Below are entries to examine: work out how many lines contain the word "this", and give only that number.

──────── DATA SECTION ────────

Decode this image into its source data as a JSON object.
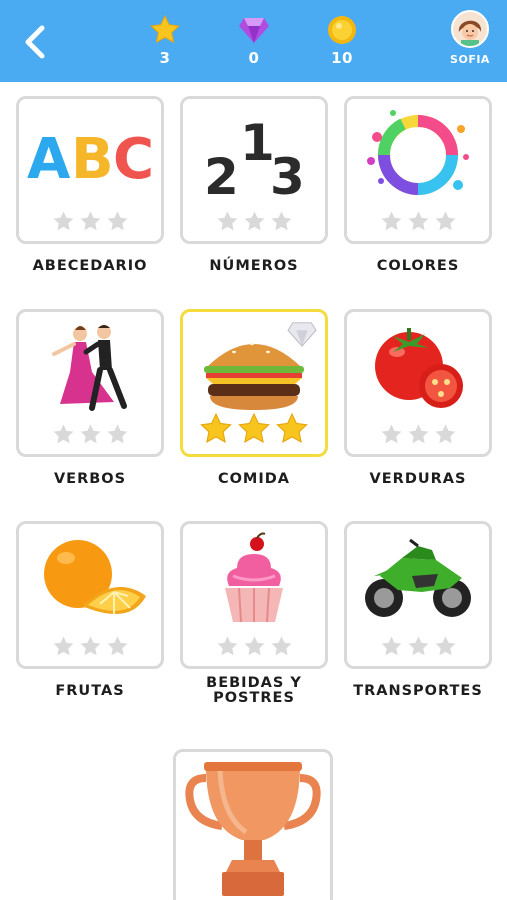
{
  "header": {
    "back_icon": "chevron-left-icon",
    "stars": {
      "icon": "star-icon",
      "value": "3"
    },
    "gems": {
      "icon": "diamond-icon",
      "value": "0"
    },
    "coins": {
      "icon": "coin-icon",
      "value": "10"
    },
    "profile_name": "SOFIA",
    "bg_color": "#4aabf2"
  },
  "categories": [
    {
      "label": "ABECEDARIO",
      "icon": "abc-letters-icon",
      "stars_earned": 0
    },
    {
      "label": "NÚMEROS",
      "icon": "numbers-icon",
      "stars_earned": 0
    },
    {
      "label": "COLORES",
      "icon": "paint-splash-icon",
      "stars_earned": 0
    },
    {
      "label": "VERBOS",
      "icon": "dancing-couple-icon",
      "stars_earned": 0
    },
    {
      "label": "COMIDA",
      "icon": "hamburger-icon",
      "stars_earned": 3,
      "selected": true,
      "badge": "diamond-icon"
    },
    {
      "label": "VERDURAS",
      "icon": "tomato-icon",
      "stars_earned": 0
    },
    {
      "label": "FRUTAS",
      "icon": "orange-icon",
      "stars_earned": 0
    },
    {
      "label": "BEBIDAS Y POSTRES",
      "icon": "cupcake-icon",
      "stars_earned": 0
    },
    {
      "label": "TRANSPORTES",
      "icon": "motorcycle-icon",
      "stars_earned": 0
    }
  ],
  "trophy": {
    "icon": "trophy-icon"
  },
  "abc_letters": [
    "A",
    "B",
    "C"
  ],
  "number_digits": [
    "2",
    "1",
    "3"
  ],
  "colors": {
    "active_border": "#f4dc3f",
    "star_earned": "#f7c51e",
    "star_empty": "#d9d9d9"
  }
}
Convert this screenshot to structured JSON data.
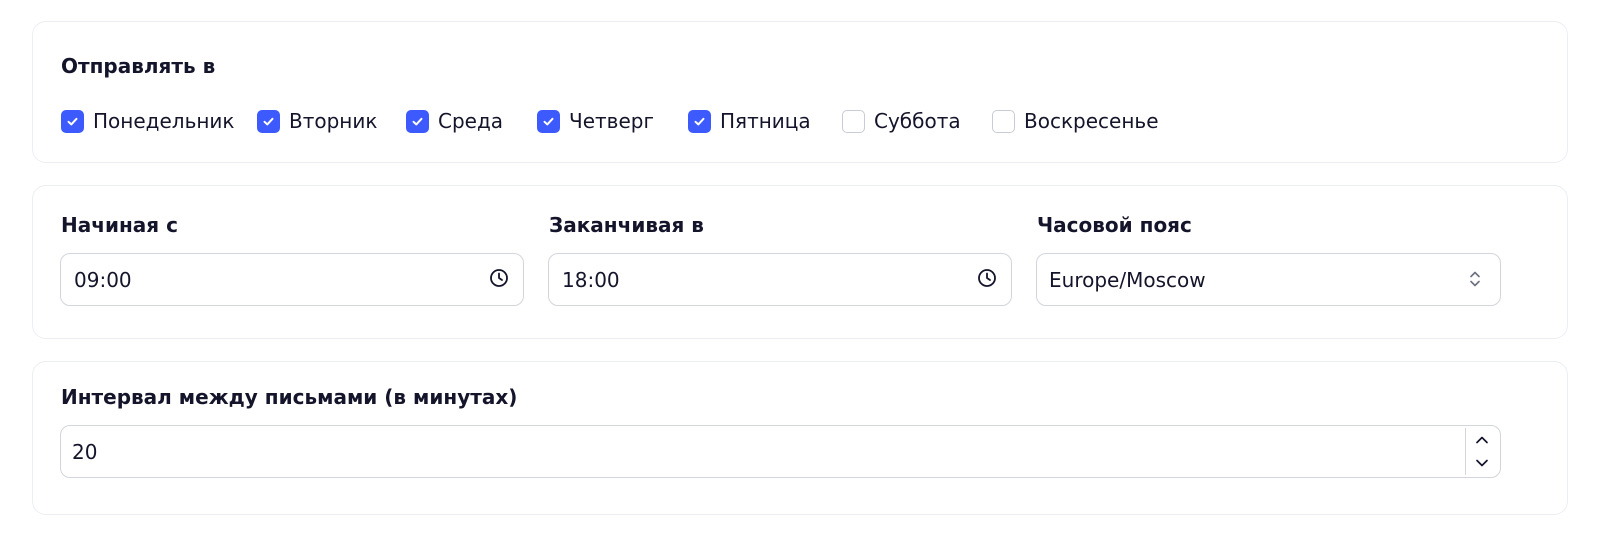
{
  "send_days": {
    "title": "Отправлять в",
    "days": [
      {
        "label": "Понедельник",
        "checked": true
      },
      {
        "label": "Вторник",
        "checked": true
      },
      {
        "label": "Среда",
        "checked": true
      },
      {
        "label": "Четверг",
        "checked": true
      },
      {
        "label": "Пятница",
        "checked": true
      },
      {
        "label": "Суббота",
        "checked": false
      },
      {
        "label": "Воскресенье",
        "checked": false
      }
    ]
  },
  "schedule": {
    "start": {
      "label": "Начиная с",
      "value": "09:00"
    },
    "end": {
      "label": "Заканчивая в",
      "value": "18:00"
    },
    "timezone": {
      "label": "Часовой пояс",
      "value": "Europe/Moscow"
    }
  },
  "interval": {
    "label": "Интервал между письмами (в минутах)",
    "value": "20"
  },
  "colors": {
    "accent": "#3d5afe",
    "text": "#14142b",
    "border": "#d2d5dc",
    "card_border": "#eceef3"
  }
}
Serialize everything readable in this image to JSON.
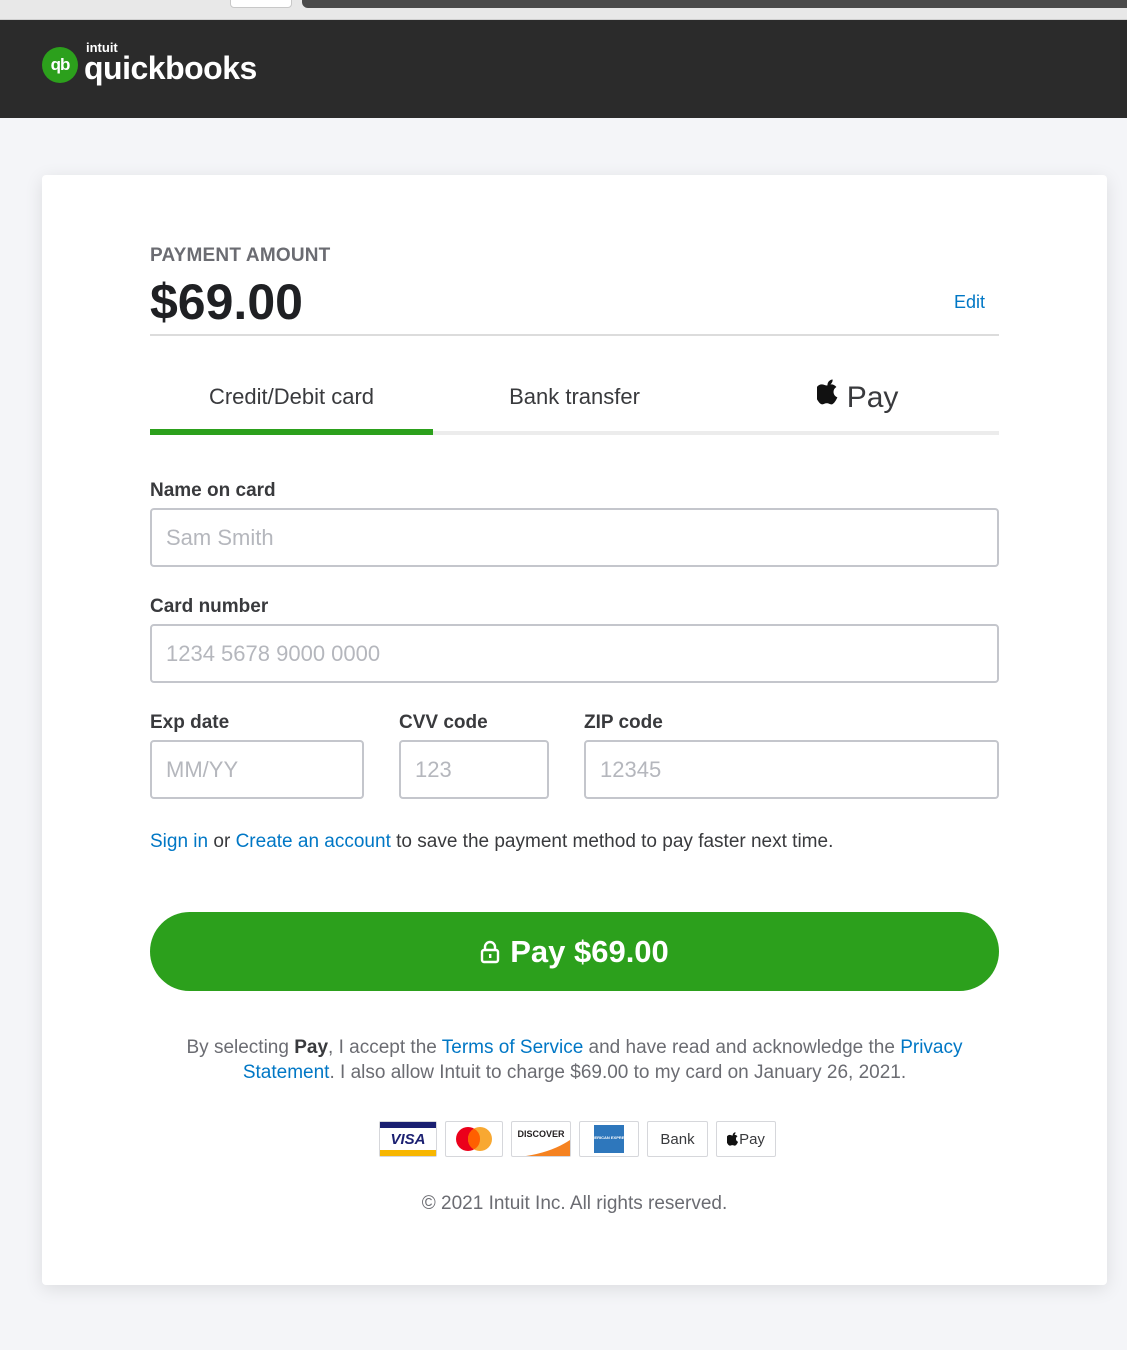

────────

WRITTEN RESPONSE. 3